=== RECORD EXTRACTS ===
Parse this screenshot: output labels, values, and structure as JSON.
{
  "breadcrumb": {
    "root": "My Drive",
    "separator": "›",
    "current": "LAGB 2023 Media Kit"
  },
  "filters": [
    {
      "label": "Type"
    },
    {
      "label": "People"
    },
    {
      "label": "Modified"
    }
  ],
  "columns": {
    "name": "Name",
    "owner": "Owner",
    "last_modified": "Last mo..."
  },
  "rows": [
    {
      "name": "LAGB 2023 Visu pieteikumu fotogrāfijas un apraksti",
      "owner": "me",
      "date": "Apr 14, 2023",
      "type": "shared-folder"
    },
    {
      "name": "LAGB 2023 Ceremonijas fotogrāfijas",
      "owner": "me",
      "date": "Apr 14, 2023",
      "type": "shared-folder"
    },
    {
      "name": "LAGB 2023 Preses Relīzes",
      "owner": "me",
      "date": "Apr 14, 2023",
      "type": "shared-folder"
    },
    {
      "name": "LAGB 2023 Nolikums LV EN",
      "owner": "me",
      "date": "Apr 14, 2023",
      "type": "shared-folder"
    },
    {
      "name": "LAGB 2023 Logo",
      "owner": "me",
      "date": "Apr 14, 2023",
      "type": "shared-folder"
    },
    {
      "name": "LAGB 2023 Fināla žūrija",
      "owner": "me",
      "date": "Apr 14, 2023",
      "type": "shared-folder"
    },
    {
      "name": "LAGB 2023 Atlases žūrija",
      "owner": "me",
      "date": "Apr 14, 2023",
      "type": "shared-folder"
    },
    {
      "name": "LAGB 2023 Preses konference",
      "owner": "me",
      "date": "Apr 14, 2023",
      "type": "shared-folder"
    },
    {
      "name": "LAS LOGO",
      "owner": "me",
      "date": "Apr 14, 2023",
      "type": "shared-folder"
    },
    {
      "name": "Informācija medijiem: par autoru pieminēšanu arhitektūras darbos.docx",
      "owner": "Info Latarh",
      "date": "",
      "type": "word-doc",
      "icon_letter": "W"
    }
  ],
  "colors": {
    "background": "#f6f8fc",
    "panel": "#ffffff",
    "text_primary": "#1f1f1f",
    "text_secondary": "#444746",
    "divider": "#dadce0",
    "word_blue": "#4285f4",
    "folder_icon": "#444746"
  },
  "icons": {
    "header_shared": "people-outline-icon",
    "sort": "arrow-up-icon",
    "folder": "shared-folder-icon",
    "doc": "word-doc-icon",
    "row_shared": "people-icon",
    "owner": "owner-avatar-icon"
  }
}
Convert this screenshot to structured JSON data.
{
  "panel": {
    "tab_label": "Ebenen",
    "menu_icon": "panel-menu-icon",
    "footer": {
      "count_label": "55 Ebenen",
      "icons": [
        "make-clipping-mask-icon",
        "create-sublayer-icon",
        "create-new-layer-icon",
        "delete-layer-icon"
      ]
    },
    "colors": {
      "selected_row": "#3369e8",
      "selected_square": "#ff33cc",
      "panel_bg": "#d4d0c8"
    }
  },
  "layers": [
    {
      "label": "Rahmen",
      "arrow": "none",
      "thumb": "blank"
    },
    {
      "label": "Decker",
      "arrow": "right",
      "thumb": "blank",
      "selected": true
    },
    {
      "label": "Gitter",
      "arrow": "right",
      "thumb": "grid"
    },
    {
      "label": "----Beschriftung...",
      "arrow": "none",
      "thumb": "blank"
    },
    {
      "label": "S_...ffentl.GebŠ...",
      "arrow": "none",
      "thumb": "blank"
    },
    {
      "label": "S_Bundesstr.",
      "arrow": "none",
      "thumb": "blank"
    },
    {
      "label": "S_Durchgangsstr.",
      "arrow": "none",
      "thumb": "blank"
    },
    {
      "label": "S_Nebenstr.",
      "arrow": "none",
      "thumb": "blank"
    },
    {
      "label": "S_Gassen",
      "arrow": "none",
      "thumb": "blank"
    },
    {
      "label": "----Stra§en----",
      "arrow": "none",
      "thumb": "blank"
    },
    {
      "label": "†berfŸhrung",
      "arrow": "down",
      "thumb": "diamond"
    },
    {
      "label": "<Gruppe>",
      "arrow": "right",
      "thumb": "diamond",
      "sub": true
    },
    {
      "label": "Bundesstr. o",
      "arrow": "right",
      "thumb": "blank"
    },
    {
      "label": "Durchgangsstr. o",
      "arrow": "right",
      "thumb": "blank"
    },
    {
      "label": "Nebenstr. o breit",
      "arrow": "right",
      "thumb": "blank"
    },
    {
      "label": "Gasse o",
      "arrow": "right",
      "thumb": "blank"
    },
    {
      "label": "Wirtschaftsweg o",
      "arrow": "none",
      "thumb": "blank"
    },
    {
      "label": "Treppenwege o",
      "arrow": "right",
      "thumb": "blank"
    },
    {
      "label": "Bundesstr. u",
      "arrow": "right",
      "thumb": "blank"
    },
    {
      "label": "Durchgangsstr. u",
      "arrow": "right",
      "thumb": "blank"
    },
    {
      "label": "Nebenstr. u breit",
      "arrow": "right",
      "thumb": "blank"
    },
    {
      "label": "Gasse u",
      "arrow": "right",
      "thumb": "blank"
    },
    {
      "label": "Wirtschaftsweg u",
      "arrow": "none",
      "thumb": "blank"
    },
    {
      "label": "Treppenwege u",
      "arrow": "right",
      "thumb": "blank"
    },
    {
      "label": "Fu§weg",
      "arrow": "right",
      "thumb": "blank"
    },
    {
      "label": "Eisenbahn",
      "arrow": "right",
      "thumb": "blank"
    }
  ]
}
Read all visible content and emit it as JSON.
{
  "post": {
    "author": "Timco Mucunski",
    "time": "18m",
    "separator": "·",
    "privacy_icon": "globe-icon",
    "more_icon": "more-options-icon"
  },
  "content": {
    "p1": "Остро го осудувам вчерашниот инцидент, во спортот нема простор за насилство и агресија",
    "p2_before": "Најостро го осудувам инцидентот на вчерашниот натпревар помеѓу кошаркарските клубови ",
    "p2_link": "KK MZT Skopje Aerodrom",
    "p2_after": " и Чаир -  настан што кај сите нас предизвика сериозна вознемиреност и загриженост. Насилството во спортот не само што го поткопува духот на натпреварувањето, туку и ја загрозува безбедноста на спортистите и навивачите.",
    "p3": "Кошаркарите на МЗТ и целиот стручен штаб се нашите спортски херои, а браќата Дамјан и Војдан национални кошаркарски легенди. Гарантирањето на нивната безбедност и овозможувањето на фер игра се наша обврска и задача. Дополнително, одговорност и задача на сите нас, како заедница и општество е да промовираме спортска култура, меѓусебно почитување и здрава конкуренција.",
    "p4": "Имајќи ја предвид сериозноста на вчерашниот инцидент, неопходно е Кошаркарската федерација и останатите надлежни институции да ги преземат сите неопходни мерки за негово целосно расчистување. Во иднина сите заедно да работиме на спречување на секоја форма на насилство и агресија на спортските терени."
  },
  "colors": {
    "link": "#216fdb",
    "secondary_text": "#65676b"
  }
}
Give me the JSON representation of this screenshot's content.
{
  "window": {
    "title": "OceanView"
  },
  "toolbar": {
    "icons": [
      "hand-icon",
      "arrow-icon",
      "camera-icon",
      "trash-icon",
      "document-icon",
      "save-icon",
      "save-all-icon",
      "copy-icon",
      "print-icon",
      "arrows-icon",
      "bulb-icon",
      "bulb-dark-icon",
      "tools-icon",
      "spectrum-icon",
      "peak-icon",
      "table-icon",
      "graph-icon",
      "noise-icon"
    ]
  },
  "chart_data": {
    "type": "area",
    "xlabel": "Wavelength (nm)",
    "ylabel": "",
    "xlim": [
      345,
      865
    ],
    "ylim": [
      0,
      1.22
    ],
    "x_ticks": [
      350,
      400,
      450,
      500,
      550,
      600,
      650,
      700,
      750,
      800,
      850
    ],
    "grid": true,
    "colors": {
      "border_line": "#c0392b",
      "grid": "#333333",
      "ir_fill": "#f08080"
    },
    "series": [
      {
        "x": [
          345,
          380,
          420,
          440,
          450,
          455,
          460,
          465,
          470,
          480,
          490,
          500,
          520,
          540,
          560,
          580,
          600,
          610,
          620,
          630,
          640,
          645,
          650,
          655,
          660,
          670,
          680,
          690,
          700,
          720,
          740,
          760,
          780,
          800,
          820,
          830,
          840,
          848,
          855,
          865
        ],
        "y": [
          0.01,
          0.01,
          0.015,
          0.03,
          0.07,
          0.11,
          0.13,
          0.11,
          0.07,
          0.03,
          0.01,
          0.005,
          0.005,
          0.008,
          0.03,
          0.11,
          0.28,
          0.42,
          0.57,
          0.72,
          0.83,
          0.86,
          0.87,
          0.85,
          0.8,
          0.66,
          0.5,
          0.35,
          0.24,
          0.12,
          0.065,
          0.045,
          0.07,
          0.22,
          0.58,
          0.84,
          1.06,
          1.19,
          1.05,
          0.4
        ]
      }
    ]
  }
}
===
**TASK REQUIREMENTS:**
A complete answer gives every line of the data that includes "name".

**FINISHED TASK:**
    "name": "Name",
      "name": "LAGB 2023 Visu pieteikumu fotogrāfijas un apraksti",
      "name": "LAGB 2023 Ceremonijas fotogrāfijas",
      "name": "LAGB 2023 Preses Relīzes",
      "name": "LAGB 2023 Nolikums LV EN",
      "name": "LAGB 2023 Logo",
      "name": "LAGB 2023 Fināla žūrija",
      "name": "LAGB 2023 Atlases žūrija",
      "name": "LAGB 2023 Preses konference",
      "name": "LAS LOGO",
      "name": "Informācija medijiem: par autoru pieminēšanu arhitektūras darbos.docx",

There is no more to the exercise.